Since most people are lacking in investment experience, the best investment guide for most folks keeps things simple and starts with the basics. The ideal guide to get you off and running should cover virtually every investment option of interest to the general investing public. Buckle up and read on as I lay before you the universe of investments in plain simple English.
Not only will this basic investment guide for the inexperienced investor list all of the popular investment choices out there, it puts them into perspective. For example, some investments are safe and can quickly and easily be bought or sold because they have high liquidity; while others offer high profit potential with significant risk and low liquidity. This investment guide divides the investment universe into just two general categories: FIXED and VARIABLE investments. Each of these can be further separated into two parts, for a total of just four basic investment options, which are often referred to as asset classes.
Fixed investments pay interest and are safer than their variable counterparts. They get their name from the fact that either the investor’s principal (amount invested) or the interest rate paid is fixed and does not change for the life of the investment. Cash equivalents like money market funds or savings accounts is the first subcategory here, where the principal is fixed and does not fluctuate in value, while the interest rate can vary over time. The other subcategory is bonds, where the interest rate is fixed but the principal is not, as bonds fluctuate in value.
Variable investments are growth oriented and their price or value fluctuates, or is variable. Both profit potential and risk are greater here as the primary objective is to profit from an increase in the price or value of the investment. Stocks are the first subcategory and they offer good growth potential with some dividend income, and can easily be bought or sold on any business day at market price. Alternative investments include real estate, oil, gold, other commodities, and all other investments not mentioned above as the fourth category; and they can offer investors growth opportunities and perhaps income with varying degrees of liquidity.
In a fixed investment the investor is simply lending money to an entity like a bank, corporation or the government to earn interest. With a variable investment you take on the risks associated with ownership in order to make a higher rate of return. In putting together and managing your personal investment portfolio include all four of the asset
classes to achieve balance. In this way you should be able to get long term growth plus income with only a moderate level of risk.
In any endeavor the devil can be in the details, and investing is no different. Even a complete investment guide can’t walk you through the details of every specific investment option available today. But now you should have the big picture in your mind and a foundation to build upon.

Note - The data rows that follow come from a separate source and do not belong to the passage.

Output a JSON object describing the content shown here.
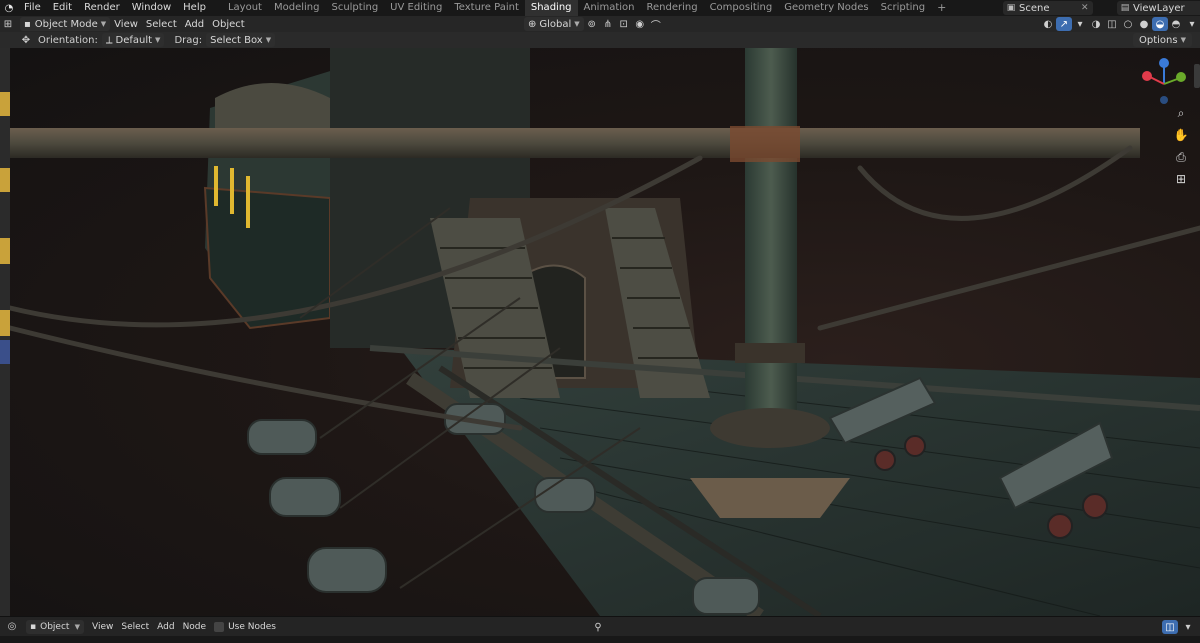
{
  "menu": {
    "items": [
      "File",
      "Edit",
      "Render",
      "Window",
      "Help"
    ]
  },
  "workspaces": {
    "tabs": [
      "Layout",
      "Modeling",
      "Sculpting",
      "UV Editing",
      "Texture Paint",
      "Shading",
      "Animation",
      "Rendering",
      "Compositing",
      "Geometry Nodes",
      "Scripting"
    ],
    "active": "Shading",
    "add_label": "+"
  },
  "scene": {
    "name": "Scene"
  },
  "view_layer": {
    "name": "ViewLayer"
  },
  "viewport_header": {
    "mode": "Object Mode",
    "menus": [
      "View",
      "Select",
      "Add",
      "Object"
    ],
    "transform_orientation": "Global"
  },
  "tool_settings": {
    "orientation_label": "Orientation:",
    "orientation_value": "Default",
    "drag_label": "Drag:",
    "drag_value": "Select Box",
    "options_label": "Options"
  },
  "node_editor_header": {
    "object_type": "Object",
    "menus": [
      "View",
      "Select",
      "Add",
      "Node"
    ],
    "use_nodes_label": "Use Nodes"
  },
  "colors": {
    "accent": "#3d6db0",
    "active_tab": "#303030",
    "axis_x": "#e23b4b",
    "axis_y": "#6aaa2a",
    "axis_z": "#3a7ad8"
  }
}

A retired financial planner, James Leitz has an MBA (finance) and 35 years of investing experience. For 20 years he advised individual investors, working directly with them helping them to reach their financial goals.